Exercise requirements: The records, repeated exactly and in full, are the expected answer.

━━━━━━━━━━

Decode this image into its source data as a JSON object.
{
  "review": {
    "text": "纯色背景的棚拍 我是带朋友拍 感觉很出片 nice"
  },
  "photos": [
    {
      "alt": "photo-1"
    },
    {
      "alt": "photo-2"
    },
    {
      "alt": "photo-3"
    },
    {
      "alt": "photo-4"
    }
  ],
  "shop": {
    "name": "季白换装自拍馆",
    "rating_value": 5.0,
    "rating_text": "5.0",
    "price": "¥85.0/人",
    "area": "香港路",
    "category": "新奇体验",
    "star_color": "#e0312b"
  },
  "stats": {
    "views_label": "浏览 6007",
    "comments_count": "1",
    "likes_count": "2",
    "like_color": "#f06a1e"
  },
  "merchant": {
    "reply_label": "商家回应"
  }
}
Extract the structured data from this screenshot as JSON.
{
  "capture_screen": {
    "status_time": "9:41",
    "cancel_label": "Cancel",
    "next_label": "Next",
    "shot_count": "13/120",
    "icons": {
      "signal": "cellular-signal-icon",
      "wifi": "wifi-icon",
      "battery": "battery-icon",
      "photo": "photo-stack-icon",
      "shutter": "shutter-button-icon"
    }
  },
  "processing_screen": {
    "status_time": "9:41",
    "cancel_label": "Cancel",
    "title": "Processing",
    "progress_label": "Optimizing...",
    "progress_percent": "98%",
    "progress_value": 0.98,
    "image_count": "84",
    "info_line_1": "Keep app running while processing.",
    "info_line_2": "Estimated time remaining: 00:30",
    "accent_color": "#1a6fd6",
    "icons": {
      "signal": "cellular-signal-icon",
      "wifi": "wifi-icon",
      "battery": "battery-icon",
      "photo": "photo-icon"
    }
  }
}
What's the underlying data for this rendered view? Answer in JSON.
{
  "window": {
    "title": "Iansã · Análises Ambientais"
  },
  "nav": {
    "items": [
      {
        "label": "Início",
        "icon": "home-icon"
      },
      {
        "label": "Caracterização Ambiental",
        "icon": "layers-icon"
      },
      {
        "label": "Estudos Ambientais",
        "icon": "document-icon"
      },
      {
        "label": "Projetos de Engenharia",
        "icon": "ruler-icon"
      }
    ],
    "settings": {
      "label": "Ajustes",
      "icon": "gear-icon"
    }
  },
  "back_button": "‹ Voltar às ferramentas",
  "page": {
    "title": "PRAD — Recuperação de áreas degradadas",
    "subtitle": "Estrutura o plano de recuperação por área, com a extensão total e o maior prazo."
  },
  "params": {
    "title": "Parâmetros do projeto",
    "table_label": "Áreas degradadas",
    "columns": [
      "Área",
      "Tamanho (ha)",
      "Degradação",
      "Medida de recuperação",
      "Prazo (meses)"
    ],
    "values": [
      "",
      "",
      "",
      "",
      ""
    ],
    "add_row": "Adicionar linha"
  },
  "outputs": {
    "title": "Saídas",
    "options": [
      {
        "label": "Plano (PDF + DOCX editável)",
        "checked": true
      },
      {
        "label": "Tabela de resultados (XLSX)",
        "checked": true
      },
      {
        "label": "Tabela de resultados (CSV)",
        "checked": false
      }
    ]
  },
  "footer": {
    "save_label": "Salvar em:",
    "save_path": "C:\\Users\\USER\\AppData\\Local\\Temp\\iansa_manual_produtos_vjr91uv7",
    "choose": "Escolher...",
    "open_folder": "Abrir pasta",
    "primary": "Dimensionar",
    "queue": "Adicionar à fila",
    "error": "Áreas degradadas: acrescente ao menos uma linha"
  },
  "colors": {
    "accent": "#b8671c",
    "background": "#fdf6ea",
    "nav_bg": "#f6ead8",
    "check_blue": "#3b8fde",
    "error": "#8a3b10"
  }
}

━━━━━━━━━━

Result for this task:
Decode this image into its source data as a JSON object.
{
  "review": {
    "text": "纯色背景的棚拍 我是带朋友拍 感觉很出片 nice"
  },
  "photos": [
    {
      "alt": "photo-1"
    },
    {
      "alt": "photo-2"
    },
    {
      "alt": "photo-3"
    },
    {
      "alt": "photo-4"
    }
  ],
  "shop": {
    "name": "季白换装自拍馆",
    "rating_value": 5.0,
    "rating_text": "5.0",
    "price": "¥85.0/人",
    "area": "香港路",
    "category": "新奇体验",
    "star_color": "#e0312b"
  },
  "stats": {
    "views_label": "浏览 6007",
    "comments_count": "1",
    "likes_count": "2",
    "like_color": "#f06a1e"
  },
  "merchant": {
    "reply_label": "商家回应"
  }
}
Extract the structured data from this screenshot as JSON.
{
  "capture_screen": {
    "status_time": "9:41",
    "cancel_label": "Cancel",
    "next_label": "Next",
    "shot_count": "13/120",
    "icons": {
      "signal": "cellular-signal-icon",
      "wifi": "wifi-icon",
      "battery": "battery-icon",
      "photo": "photo-stack-icon",
      "shutter": "shutter-button-icon"
    }
  },
  "processing_screen": {
    "status_time": "9:41",
    "cancel_label": "Cancel",
    "title": "Processing",
    "progress_label": "Optimizing...",
    "progress_percent": "98%",
    "progress_value": 0.98,
    "image_count": "84",
    "info_line_1": "Keep app running while processing.",
    "info_line_2": "Estimated time remaining: 00:30",
    "accent_color": "#1a6fd6",
    "icons": {
      "signal": "cellular-signal-icon",
      "wifi": "wifi-icon",
      "battery": "battery-icon",
      "photo": "photo-icon"
    }
  }
}
What's the underlying data for this rendered view? Answer in JSON.
{
  "window": {
    "title": "Iansã · Análises Ambientais"
  },
  "nav": {
    "items": [
      {
        "label": "Início",
        "icon": "home-icon"
      },
      {
        "label": "Caracterização Ambiental",
        "icon": "layers-icon"
      },
      {
        "label": "Estudos Ambientais",
        "icon": "document-icon"
      },
      {
        "label": "Projetos de Engenharia",
        "icon": "ruler-icon"
      }
    ],
    "settings": {
      "label": "Ajustes",
      "icon": "gear-icon"
    }
  },
  "back_button": "‹ Voltar às ferramentas",
  "page": {
    "title": "PRAD — Recuperação de áreas degradadas",
    "subtitle": "Estrutura o plano de recuperação por área, com a extensão total e o maior prazo."
  },
  "params": {
    "title": "Parâmetros do projeto",
    "table_label": "Áreas degradadas",
    "columns": [
      "Área",
      "Tamanho (ha)",
      "Degradação",
      "Medida de recuperação",
      "Prazo (meses)"
    ],
    "values": [
      "",
      "",
      "",
      "",
      ""
    ],
    "add_row": "Adicionar linha"
  },
  "outputs": {
    "title": "Saídas",
    "options": [
      {
        "label": "Plano (PDF + DOCX editável)",
        "checked": true
      },
      {
        "label": "Tabela de resultados (XLSX)",
        "checked": true
      },
      {
        "label": "Tabela de resultados (CSV)",
        "checked": false
      }
    ]
  },
  "footer": {
    "save_label": "Salvar em:",
    "save_path": "C:\\Users\\USER\\AppData\\Local\\Temp\\iansa_manual_produtos_vjr91uv7",
    "choose": "Escolher...",
    "open_folder": "Abrir pasta",
    "primary": "Dimensionar",
    "queue": "Adicionar à fila",
    "error": "Áreas degradadas: acrescente ao menos uma linha"
  },
  "colors": {
    "accent": "#b8671c",
    "background": "#fdf6ea",
    "nav_bg": "#f6ead8",
    "check_blue": "#3b8fde",
    "error": "#8a3b10"
  }
}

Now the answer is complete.